▶ _EXERCISE DESCRIPTION_
The full data, repeated exactly, is the only answer needed.

▶ _EXTRACTED INFORMATION_
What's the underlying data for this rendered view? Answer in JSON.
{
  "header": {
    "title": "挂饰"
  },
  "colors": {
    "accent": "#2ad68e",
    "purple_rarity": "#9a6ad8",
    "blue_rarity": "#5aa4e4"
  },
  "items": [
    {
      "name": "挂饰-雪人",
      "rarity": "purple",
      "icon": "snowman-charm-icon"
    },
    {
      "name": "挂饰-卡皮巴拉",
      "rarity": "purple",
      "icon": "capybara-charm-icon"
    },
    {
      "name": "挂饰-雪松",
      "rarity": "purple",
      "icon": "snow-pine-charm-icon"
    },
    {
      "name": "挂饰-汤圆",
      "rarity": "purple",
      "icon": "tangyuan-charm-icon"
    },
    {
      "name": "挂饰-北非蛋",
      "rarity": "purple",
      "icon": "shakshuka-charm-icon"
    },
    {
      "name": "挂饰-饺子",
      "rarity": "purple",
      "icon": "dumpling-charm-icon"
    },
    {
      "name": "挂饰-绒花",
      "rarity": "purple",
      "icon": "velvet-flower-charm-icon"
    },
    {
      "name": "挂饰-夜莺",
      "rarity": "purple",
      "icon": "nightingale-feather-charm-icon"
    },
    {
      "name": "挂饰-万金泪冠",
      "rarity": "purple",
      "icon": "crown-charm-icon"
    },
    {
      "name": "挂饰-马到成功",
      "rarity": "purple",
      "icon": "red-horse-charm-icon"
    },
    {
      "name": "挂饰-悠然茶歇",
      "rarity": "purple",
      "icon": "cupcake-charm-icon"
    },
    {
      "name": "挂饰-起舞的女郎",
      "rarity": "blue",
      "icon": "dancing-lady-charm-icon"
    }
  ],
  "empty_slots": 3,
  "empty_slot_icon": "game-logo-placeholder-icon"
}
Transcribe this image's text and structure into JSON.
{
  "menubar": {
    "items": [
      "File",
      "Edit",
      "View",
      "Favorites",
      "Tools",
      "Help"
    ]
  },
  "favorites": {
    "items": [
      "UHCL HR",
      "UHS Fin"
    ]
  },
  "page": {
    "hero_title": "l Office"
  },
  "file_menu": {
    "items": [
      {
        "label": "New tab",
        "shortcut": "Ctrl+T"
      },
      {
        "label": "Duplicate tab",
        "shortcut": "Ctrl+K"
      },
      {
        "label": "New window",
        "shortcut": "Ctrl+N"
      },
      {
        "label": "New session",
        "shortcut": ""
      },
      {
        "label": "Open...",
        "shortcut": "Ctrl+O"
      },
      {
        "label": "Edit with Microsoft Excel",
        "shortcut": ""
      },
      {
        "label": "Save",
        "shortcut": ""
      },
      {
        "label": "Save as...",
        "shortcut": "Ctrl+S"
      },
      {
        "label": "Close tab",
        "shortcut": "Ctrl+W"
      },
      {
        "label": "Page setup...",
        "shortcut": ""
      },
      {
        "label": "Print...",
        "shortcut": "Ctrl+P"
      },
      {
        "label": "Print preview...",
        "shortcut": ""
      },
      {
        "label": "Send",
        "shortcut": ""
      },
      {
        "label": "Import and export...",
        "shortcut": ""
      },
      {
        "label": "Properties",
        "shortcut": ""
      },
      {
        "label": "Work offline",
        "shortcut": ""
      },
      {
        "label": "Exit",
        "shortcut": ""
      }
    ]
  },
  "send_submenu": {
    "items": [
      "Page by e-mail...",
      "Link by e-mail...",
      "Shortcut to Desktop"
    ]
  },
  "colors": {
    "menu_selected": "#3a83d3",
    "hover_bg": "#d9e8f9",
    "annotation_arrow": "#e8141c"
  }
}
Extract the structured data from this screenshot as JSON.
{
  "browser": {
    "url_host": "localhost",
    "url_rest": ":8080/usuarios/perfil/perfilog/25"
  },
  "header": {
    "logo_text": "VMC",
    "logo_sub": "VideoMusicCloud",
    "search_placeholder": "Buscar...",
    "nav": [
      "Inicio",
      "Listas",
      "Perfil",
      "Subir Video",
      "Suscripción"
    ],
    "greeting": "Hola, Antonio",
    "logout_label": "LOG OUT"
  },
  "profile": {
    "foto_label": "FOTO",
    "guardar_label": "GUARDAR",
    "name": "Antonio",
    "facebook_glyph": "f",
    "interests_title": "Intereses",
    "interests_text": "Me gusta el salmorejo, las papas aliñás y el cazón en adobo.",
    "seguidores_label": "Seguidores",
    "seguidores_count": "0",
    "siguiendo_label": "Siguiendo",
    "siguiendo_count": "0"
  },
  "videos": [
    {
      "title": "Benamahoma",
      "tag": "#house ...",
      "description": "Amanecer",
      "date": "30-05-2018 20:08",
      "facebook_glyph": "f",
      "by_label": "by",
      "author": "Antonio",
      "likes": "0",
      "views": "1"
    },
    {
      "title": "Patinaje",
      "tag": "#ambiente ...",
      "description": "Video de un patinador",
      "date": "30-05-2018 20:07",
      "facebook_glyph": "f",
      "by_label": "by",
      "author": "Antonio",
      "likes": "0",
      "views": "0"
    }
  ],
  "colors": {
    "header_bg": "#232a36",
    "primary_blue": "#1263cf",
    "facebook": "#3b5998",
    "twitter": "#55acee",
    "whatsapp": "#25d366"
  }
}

▶ _RESPONSE BELOW_
What's the underlying data for this rendered view? Answer in JSON.
{
  "header": {
    "title": "挂饰"
  },
  "colors": {
    "accent": "#2ad68e",
    "purple_rarity": "#9a6ad8",
    "blue_rarity": "#5aa4e4"
  },
  "items": [
    {
      "name": "挂饰-雪人",
      "rarity": "purple",
      "icon": "snowman-charm-icon"
    },
    {
      "name": "挂饰-卡皮巴拉",
      "rarity": "purple",
      "icon": "capybara-charm-icon"
    },
    {
      "name": "挂饰-雪松",
      "rarity": "purple",
      "icon": "snow-pine-charm-icon"
    },
    {
      "name": "挂饰-汤圆",
      "rarity": "purple",
      "icon": "tangyuan-charm-icon"
    },
    {
      "name": "挂饰-北非蛋",
      "rarity": "purple",
      "icon": "shakshuka-charm-icon"
    },
    {
      "name": "挂饰-饺子",
      "rarity": "purple",
      "icon": "dumpling-charm-icon"
    },
    {
      "name": "挂饰-绒花",
      "rarity": "purple",
      "icon": "velvet-flower-charm-icon"
    },
    {
      "name": "挂饰-夜莺",
      "rarity": "purple",
      "icon": "nightingale-feather-charm-icon"
    },
    {
      "name": "挂饰-万金泪冠",
      "rarity": "purple",
      "icon": "crown-charm-icon"
    },
    {
      "name": "挂饰-马到成功",
      "rarity": "purple",
      "icon": "red-horse-charm-icon"
    },
    {
      "name": "挂饰-悠然茶歇",
      "rarity": "purple",
      "icon": "cupcake-charm-icon"
    },
    {
      "name": "挂饰-起舞的女郎",
      "rarity": "blue",
      "icon": "dancing-lady-charm-icon"
    }
  ],
  "empty_slots": 3,
  "empty_slot_icon": "game-logo-placeholder-icon"
}
Transcribe this image's text and structure into JSON.
{
  "menubar": {
    "items": [
      "File",
      "Edit",
      "View",
      "Favorites",
      "Tools",
      "Help"
    ]
  },
  "favorites": {
    "items": [
      "UHCL HR",
      "UHS Fin"
    ]
  },
  "page": {
    "hero_title": "l Office"
  },
  "file_menu": {
    "items": [
      {
        "label": "New tab",
        "shortcut": "Ctrl+T"
      },
      {
        "label": "Duplicate tab",
        "shortcut": "Ctrl+K"
      },
      {
        "label": "New window",
        "shortcut": "Ctrl+N"
      },
      {
        "label": "New session",
        "shortcut": ""
      },
      {
        "label": "Open...",
        "shortcut": "Ctrl+O"
      },
      {
        "label": "Edit with Microsoft Excel",
        "shortcut": ""
      },
      {
        "label": "Save",
        "shortcut": ""
      },
      {
        "label": "Save as...",
        "shortcut": "Ctrl+S"
      },
      {
        "label": "Close tab",
        "shortcut": "Ctrl+W"
      },
      {
        "label": "Page setup...",
        "shortcut": ""
      },
      {
        "label": "Print...",
        "shortcut": "Ctrl+P"
      },
      {
        "label": "Print preview...",
        "shortcut": ""
      },
      {
        "label": "Send",
        "shortcut": ""
      },
      {
        "label": "Import and export...",
        "shortcut": ""
      },
      {
        "label": "Properties",
        "shortcut": ""
      },
      {
        "label": "Work offline",
        "shortcut": ""
      },
      {
        "label": "Exit",
        "shortcut": ""
      }
    ]
  },
  "send_submenu": {
    "items": [
      "Page by e-mail...",
      "Link by e-mail...",
      "Shortcut to Desktop"
    ]
  },
  "colors": {
    "menu_selected": "#3a83d3",
    "hover_bg": "#d9e8f9",
    "annotation_arrow": "#e8141c"
  }
}
Extract the structured data from this screenshot as JSON.
{
  "browser": {
    "url_host": "localhost",
    "url_rest": ":8080/usuarios/perfil/perfilog/25"
  },
  "header": {
    "logo_text": "VMC",
    "logo_sub": "VideoMusicCloud",
    "search_placeholder": "Buscar...",
    "nav": [
      "Inicio",
      "Listas",
      "Perfil",
      "Subir Video",
      "Suscripción"
    ],
    "greeting": "Hola, Antonio",
    "logout_label": "LOG OUT"
  },
  "profile": {
    "foto_label": "FOTO",
    "guardar_label": "GUARDAR",
    "name": "Antonio",
    "facebook_glyph": "f",
    "interests_title": "Intereses",
    "interests_text": "Me gusta el salmorejo, las papas aliñás y el cazón en adobo.",
    "seguidores_label": "Seguidores",
    "seguidores_count": "0",
    "siguiendo_label": "Siguiendo",
    "siguiendo_count": "0"
  },
  "videos": [
    {
      "title": "Benamahoma",
      "tag": "#house ...",
      "description": "Amanecer",
      "date": "30-05-2018 20:08",
      "facebook_glyph": "f",
      "by_label": "by",
      "author": "Antonio",
      "likes": "0",
      "views": "1"
    },
    {
      "title": "Patinaje",
      "tag": "#ambiente ...",
      "description": "Video de un patinador",
      "date": "30-05-2018 20:07",
      "facebook_glyph": "f",
      "by_label": "by",
      "author": "Antonio",
      "likes": "0",
      "views": "0"
    }
  ],
  "colors": {
    "header_bg": "#232a36",
    "primary_blue": "#1263cf",
    "facebook": "#3b5998",
    "twitter": "#55acee",
    "whatsapp": "#25d366"
  }
}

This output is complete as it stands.